## AIM OF THE TASK:
Repeat each line of the data below exactly, but skip the pictures.

## Element data from apps and pages:
****************************************
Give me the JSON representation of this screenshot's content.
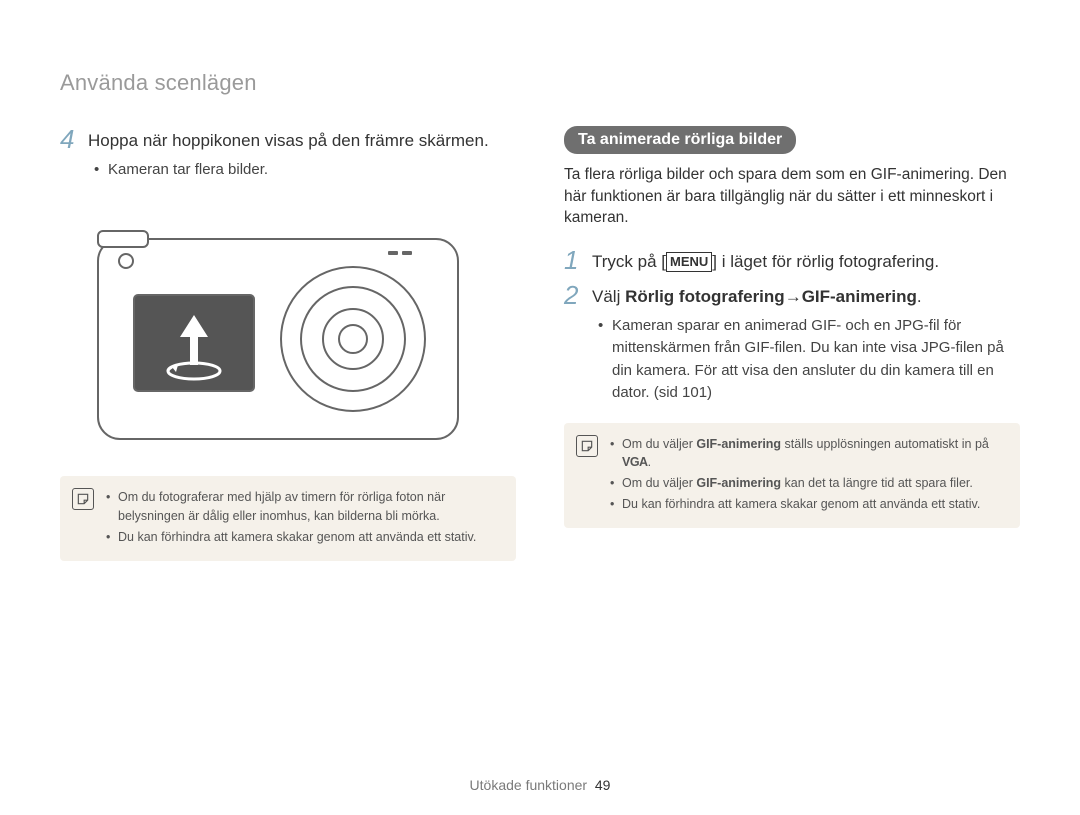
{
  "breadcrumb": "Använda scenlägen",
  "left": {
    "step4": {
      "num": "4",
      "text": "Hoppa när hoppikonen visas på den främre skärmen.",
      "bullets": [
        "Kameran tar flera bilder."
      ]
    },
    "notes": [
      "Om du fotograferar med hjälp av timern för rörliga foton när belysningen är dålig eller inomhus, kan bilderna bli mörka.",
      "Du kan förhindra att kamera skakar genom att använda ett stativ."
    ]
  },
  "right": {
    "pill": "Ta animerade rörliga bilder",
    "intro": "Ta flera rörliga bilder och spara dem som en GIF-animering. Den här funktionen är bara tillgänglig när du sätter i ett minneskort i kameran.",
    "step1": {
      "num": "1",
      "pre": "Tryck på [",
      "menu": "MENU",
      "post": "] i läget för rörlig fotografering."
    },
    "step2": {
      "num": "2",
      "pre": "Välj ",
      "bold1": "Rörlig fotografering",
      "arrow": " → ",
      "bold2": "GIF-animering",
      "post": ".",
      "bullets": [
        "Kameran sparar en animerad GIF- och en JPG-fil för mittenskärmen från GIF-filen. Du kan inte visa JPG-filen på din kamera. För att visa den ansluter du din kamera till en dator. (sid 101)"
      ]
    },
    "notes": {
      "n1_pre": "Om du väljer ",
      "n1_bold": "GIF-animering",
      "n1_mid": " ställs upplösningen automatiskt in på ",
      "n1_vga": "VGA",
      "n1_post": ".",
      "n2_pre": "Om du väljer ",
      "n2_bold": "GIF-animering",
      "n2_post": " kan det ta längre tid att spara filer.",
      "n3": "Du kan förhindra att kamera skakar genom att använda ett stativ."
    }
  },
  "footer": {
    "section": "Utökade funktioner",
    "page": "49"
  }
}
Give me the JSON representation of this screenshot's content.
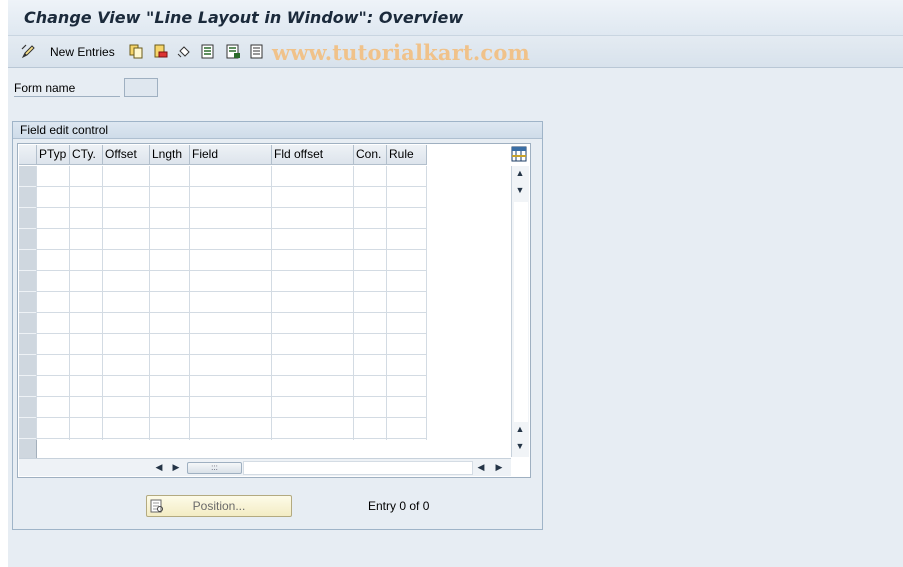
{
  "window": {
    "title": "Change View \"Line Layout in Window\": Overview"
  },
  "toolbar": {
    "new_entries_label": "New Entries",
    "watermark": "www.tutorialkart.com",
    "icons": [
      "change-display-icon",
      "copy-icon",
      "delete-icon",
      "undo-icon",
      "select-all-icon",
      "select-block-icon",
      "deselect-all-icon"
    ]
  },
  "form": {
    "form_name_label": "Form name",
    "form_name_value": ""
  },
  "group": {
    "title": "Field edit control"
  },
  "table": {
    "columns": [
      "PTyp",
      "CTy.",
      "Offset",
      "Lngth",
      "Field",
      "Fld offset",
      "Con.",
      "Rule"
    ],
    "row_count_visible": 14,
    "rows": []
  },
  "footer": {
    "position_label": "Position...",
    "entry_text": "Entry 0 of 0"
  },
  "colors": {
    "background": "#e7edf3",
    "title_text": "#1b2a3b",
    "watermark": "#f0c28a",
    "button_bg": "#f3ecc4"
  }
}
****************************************
## RESULT:
Give me the JSON representation of this screenshot's content.
{
  "breadcrumb": "Använda scenlägen",
  "left": {
    "step4": {
      "num": "4",
      "text": "Hoppa när hoppikonen visas på den främre skärmen.",
      "bullets": [
        "Kameran tar flera bilder."
      ]
    },
    "notes": [
      "Om du fotograferar med hjälp av timern för rörliga foton när belysningen är dålig eller inomhus, kan bilderna bli mörka.",
      "Du kan förhindra att kamera skakar genom att använda ett stativ."
    ]
  },
  "right": {
    "pill": "Ta animerade rörliga bilder",
    "intro": "Ta flera rörliga bilder och spara dem som en GIF-animering. Den här funktionen är bara tillgänglig när du sätter i ett minneskort i kameran.",
    "step1": {
      "num": "1",
      "pre": "Tryck på [",
      "menu": "MENU",
      "post": "] i läget för rörlig fotografering."
    },
    "step2": {
      "num": "2",
      "pre": "Välj ",
      "bold1": "Rörlig fotografering",
      "arrow": " → ",
      "bold2": "GIF-animering",
      "post": ".",
      "bullets": [
        "Kameran sparar en animerad GIF- och en JPG-fil för mittenskärmen från GIF-filen. Du kan inte visa JPG-filen på din kamera. För att visa den ansluter du din kamera till en dator. (sid 101)"
      ]
    },
    "notes": {
      "n1_pre": "Om du väljer ",
      "n1_bold": "GIF-animering",
      "n1_mid": " ställs upplösningen automatiskt in på ",
      "n1_vga": "VGA",
      "n1_post": ".",
      "n2_pre": "Om du väljer ",
      "n2_bold": "GIF-animering",
      "n2_post": " kan det ta längre tid att spara filer.",
      "n3": "Du kan förhindra att kamera skakar genom att använda ett stativ."
    }
  },
  "footer": {
    "section": "Utökade funktioner",
    "page": "49"
  }
}
Give me the JSON representation of this screenshot's content.
{
  "window": {
    "title": "Change View \"Line Layout in Window\": Overview"
  },
  "toolbar": {
    "new_entries_label": "New Entries",
    "watermark": "www.tutorialkart.com",
    "icons": [
      "change-display-icon",
      "copy-icon",
      "delete-icon",
      "undo-icon",
      "select-all-icon",
      "select-block-icon",
      "deselect-all-icon"
    ]
  },
  "form": {
    "form_name_label": "Form name",
    "form_name_value": ""
  },
  "group": {
    "title": "Field edit control"
  },
  "table": {
    "columns": [
      "PTyp",
      "CTy.",
      "Offset",
      "Lngth",
      "Field",
      "Fld offset",
      "Con.",
      "Rule"
    ],
    "row_count_visible": 14,
    "rows": []
  },
  "footer": {
    "position_label": "Position...",
    "entry_text": "Entry 0 of 0"
  },
  "colors": {
    "background": "#e7edf3",
    "title_text": "#1b2a3b",
    "watermark": "#f0c28a",
    "button_bg": "#f3ecc4"
  }
}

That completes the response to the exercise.